____ Source data

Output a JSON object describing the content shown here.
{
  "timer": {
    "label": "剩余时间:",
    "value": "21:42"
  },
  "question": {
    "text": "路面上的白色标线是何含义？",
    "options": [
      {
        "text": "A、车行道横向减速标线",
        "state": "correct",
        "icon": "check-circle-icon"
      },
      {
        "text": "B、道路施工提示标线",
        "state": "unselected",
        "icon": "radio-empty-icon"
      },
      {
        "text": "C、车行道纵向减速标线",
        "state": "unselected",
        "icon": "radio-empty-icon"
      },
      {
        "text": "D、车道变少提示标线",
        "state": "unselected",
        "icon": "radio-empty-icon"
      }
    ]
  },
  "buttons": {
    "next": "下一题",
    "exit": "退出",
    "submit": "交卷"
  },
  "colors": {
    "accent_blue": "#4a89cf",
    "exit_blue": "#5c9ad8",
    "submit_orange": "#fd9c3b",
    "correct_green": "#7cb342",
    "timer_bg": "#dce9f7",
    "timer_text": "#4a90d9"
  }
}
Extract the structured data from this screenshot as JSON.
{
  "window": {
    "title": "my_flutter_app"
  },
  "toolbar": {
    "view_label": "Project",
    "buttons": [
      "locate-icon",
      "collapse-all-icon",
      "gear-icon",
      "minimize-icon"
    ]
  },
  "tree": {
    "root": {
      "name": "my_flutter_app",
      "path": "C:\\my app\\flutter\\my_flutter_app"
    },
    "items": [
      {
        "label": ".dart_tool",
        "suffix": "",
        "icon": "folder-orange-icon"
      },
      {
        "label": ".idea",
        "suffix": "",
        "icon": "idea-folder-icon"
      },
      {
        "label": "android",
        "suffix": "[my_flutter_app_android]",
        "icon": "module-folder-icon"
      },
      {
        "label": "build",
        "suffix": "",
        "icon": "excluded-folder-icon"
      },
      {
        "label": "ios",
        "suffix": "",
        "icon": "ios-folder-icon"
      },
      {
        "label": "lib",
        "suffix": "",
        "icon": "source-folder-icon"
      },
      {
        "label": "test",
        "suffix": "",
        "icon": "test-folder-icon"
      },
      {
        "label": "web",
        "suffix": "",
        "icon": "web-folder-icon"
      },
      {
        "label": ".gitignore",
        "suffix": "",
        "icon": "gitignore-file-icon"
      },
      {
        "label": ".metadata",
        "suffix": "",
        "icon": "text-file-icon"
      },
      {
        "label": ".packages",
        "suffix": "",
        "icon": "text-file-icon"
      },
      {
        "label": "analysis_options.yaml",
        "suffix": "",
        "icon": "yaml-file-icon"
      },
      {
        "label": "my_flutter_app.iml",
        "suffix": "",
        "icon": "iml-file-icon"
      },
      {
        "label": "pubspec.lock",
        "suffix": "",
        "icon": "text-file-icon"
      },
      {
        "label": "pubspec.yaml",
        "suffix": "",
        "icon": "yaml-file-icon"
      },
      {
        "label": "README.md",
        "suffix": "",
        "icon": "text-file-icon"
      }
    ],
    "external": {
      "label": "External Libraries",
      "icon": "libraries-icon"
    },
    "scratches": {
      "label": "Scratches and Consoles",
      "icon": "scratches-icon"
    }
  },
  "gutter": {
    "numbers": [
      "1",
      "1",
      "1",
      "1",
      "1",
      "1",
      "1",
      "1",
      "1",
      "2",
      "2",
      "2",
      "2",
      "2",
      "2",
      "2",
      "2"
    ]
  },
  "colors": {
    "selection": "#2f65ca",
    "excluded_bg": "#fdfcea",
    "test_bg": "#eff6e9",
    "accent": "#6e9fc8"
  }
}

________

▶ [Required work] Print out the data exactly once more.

▶ [Problem solution]
Output a JSON object describing the content shown here.
{
  "timer": {
    "label": "剩余时间:",
    "value": "21:42"
  },
  "question": {
    "text": "路面上的白色标线是何含义？",
    "options": [
      {
        "text": "A、车行道横向减速标线",
        "state": "correct",
        "icon": "check-circle-icon"
      },
      {
        "text": "B、道路施工提示标线",
        "state": "unselected",
        "icon": "radio-empty-icon"
      },
      {
        "text": "C、车行道纵向减速标线",
        "state": "unselected",
        "icon": "radio-empty-icon"
      },
      {
        "text": "D、车道变少提示标线",
        "state": "unselected",
        "icon": "radio-empty-icon"
      }
    ]
  },
  "buttons": {
    "next": "下一题",
    "exit": "退出",
    "submit": "交卷"
  },
  "colors": {
    "accent_blue": "#4a89cf",
    "exit_blue": "#5c9ad8",
    "submit_orange": "#fd9c3b",
    "correct_green": "#7cb342",
    "timer_bg": "#dce9f7",
    "timer_text": "#4a90d9"
  }
}
Extract the structured data from this screenshot as JSON.
{
  "window": {
    "title": "my_flutter_app"
  },
  "toolbar": {
    "view_label": "Project",
    "buttons": [
      "locate-icon",
      "collapse-all-icon",
      "gear-icon",
      "minimize-icon"
    ]
  },
  "tree": {
    "root": {
      "name": "my_flutter_app",
      "path": "C:\\my app\\flutter\\my_flutter_app"
    },
    "items": [
      {
        "label": ".dart_tool",
        "suffix": "",
        "icon": "folder-orange-icon"
      },
      {
        "label": ".idea",
        "suffix": "",
        "icon": "idea-folder-icon"
      },
      {
        "label": "android",
        "suffix": "[my_flutter_app_android]",
        "icon": "module-folder-icon"
      },
      {
        "label": "build",
        "suffix": "",
        "icon": "excluded-folder-icon"
      },
      {
        "label": "ios",
        "suffix": "",
        "icon": "ios-folder-icon"
      },
      {
        "label": "lib",
        "suffix": "",
        "icon": "source-folder-icon"
      },
      {
        "label": "test",
        "suffix": "",
        "icon": "test-folder-icon"
      },
      {
        "label": "web",
        "suffix": "",
        "icon": "web-folder-icon"
      },
      {
        "label": ".gitignore",
        "suffix": "",
        "icon": "gitignore-file-icon"
      },
      {
        "label": ".metadata",
        "suffix": "",
        "icon": "text-file-icon"
      },
      {
        "label": ".packages",
        "suffix": "",
        "icon": "text-file-icon"
      },
      {
        "label": "analysis_options.yaml",
        "suffix": "",
        "icon": "yaml-file-icon"
      },
      {
        "label": "my_flutter_app.iml",
        "suffix": "",
        "icon": "iml-file-icon"
      },
      {
        "label": "pubspec.lock",
        "suffix": "",
        "icon": "text-file-icon"
      },
      {
        "label": "pubspec.yaml",
        "suffix": "",
        "icon": "yaml-file-icon"
      },
      {
        "label": "README.md",
        "suffix": "",
        "icon": "text-file-icon"
      }
    ],
    "external": {
      "label": "External Libraries",
      "icon": "libraries-icon"
    },
    "scratches": {
      "label": "Scratches and Consoles",
      "icon": "scratches-icon"
    }
  },
  "gutter": {
    "numbers": [
      "1",
      "1",
      "1",
      "1",
      "1",
      "1",
      "1",
      "1",
      "1",
      "2",
      "2",
      "2",
      "2",
      "2",
      "2",
      "2",
      "2"
    ]
  },
  "colors": {
    "selection": "#2f65ca",
    "excluded_bg": "#fdfcea",
    "test_bg": "#eff6e9",
    "accent": "#6e9fc8"
  }
}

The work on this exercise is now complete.